Slapshot is a wheeling, dealing game for hockey fans. Each player assumes the role of team manager. The object is to skillfully manage your team into the playoffs and then win the championship. During the regular season you can improve your team with drafts and trades, but injuries can upset the best of plans. Ultimately, your skill as manager determines if your team wins or loses.
Slapshot includes 54 zany hockey players like Slash Gordon, Puck Rogers, Ian Jury, Cheap Shot, Le Goon, and Jack the Tripper. The new edition has high-quality playing cards with rounded corners.
Slapshot is fast, furious, fun, and simple to play. Lace up your skates and checkout the game celebrated as the closing game each year at the World Boardgame Championships.
Slapshot has been around for a long time. This edition from Columbia Games is actually the first chance that I have had to play Slapshot. It is a card game about hockey in which each player builds, loses, and rebuilds a team of six players in a bid to make it to the championship.
The game components are simple and well done. There are 54 different hockey player cards consisting of goalies, forwards, and defensemen. Additionally, there is a scoreboard and six wooden player tokens to move along the board. The board has eight slots that represent games that you need to win to reach the playoffs. Once a player reaches the playoffs, they pair off against the current second place player in a seven game championship series.
Sounds like this would take a long time doesn’t it? Nope, each game lasts about 30 seconds, so even with six players it moves fairly quickly.
At the start of the game the cards are split into three decks, one for each position. Then each player, called the manager in the game, selects six cards consisting of one goalie, two defensemen, and three forwards. Each of these cards has a number rating from 1 to 10; the higher the number, the better the player.
On your turn you can choose one of three actions:
Trade with another manager: Select a card from another player face down, and then give them a card back from your team of the same type. The other manager cannot refuse to trade with you.
Draft a new player: You can discard one of your crappy players to the bottom of their draw deck and draw a new one from the top.
Play a game: Challenge another manager, who cannot refuse to play.
Playing a game is easy. Simply arrange your stack of six cards however you like, or simply shuffle them. Each manager then draws the top card from their deck. Higher number scores a goal. In a tie, no goal is scored. If one player is a goalie, then the goal is blocked, and so on.
Repeat this with each card in your deck, flipping them up one at a time. The manager with the higher score wins the game. On a tie you shuffle and start dealing again, the first manager who scores wins.
One thing to watch, the challenger manager is considered the away team. The home team gets a one point advantage to start. So you should be confident you can overcome this deficit before you go challenging that other manager to a game.
The winning manager advances their token on the scoreboard one space.
Players can also get injured by “bruiser” player cards, which force you to draft a new player after a game is over.
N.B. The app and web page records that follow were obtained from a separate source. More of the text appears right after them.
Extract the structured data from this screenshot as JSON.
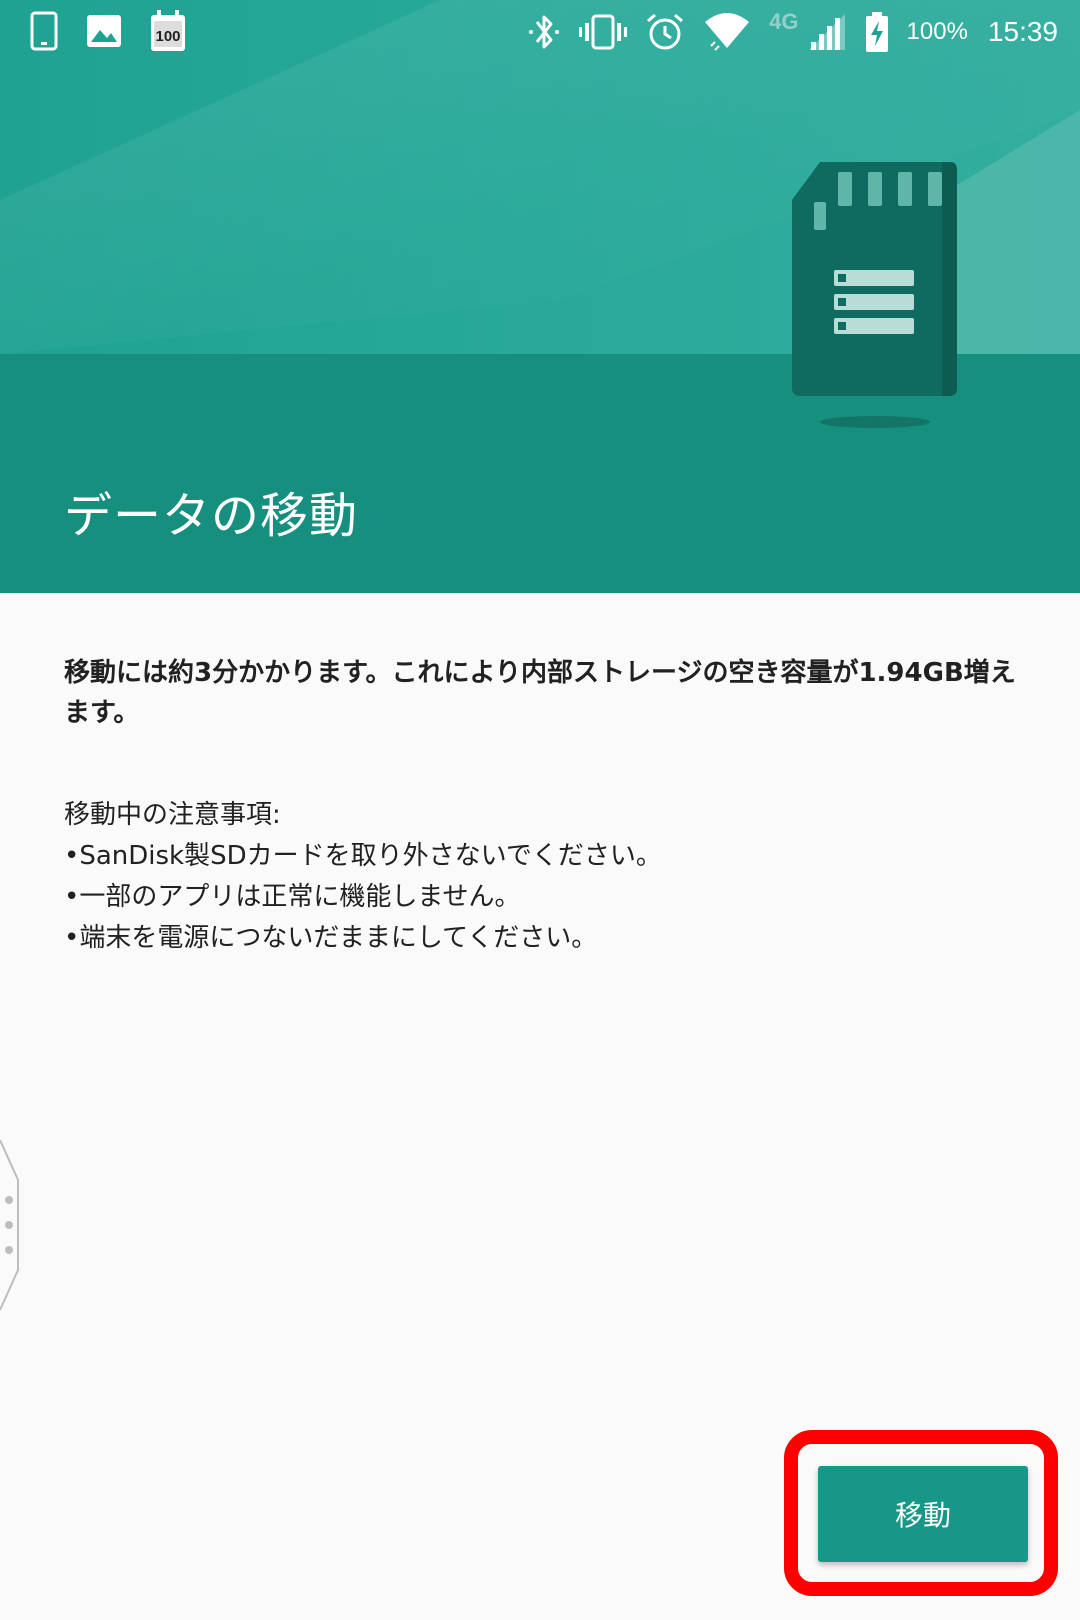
{
  "status_bar": {
    "network_type": "4G",
    "battery_percent": "100%",
    "time": "15:39",
    "notification_icons": [
      "phone-icon",
      "image-icon",
      "calendar-100-icon"
    ],
    "system_icons": [
      "bluetooth-icon",
      "vibrate-icon",
      "alarm-icon",
      "wifi-icon",
      "signal-icon",
      "battery-charging-icon"
    ]
  },
  "header": {
    "title": "データの移動",
    "illustration": "sd-card-icon",
    "background_color": "#1a9a8a"
  },
  "body": {
    "main_message": "移動には約3分かかります。これにより内部ストレージの空き容量が1.94GB増えます。",
    "notes": {
      "heading": "移動中の注意事項:",
      "items": [
        "•SanDisk製SDカードを取り外さないでください。",
        "•一部のアプリは正常に機能しません。",
        "•端末を電源につないだままにしてください。"
      ]
    }
  },
  "actions": {
    "move_label": "移動",
    "button_color": "#169787",
    "highlight_color": "#ff0000"
  }
}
Again, when one player reaches the space marked “Playoffs” on the board, they immediately play a series of seven games against the player in second place. The other players are out. The first player to win four games wins the championship. This takes all of about four minutes, so the other players won’t be sitting around for long.
That’s about it. The game is simple to play and moves pretty fast. The kids complained that there was no strategy involved, but I disagree. There is strategy in stacking your deck of players when playing a game, and knowing when to seal a card from another player or take your chances and draft one from the deck. Sure, it isn’t a lot of strategy, but it is a simple game that manages to convey a hockey theme.
It may be TOO simple, but I suppose more rules would just make it take longer and lose the benefit of speed.
The game’s sweet spot is 4-5 players, as 2-3 players just aren’t as fun and 6 starts to drag a bit. In fact, playing with two players seems kind of pointless really. One thing that bothered me, there should be two extra tokens for keeping track of the score of an individual game on the board. It isn’t hard to keep track of the score in a game, but the tokens would be a nice touch to make it effortless. You could just use anything I suppose, but I’d like it included.
I thought it was an ok game and there was some fun involved. If you like hockey; this makes a good filler or game to play while watching a game on TV. Get the guys involved, grab a few beers, and play out a season in under an hour.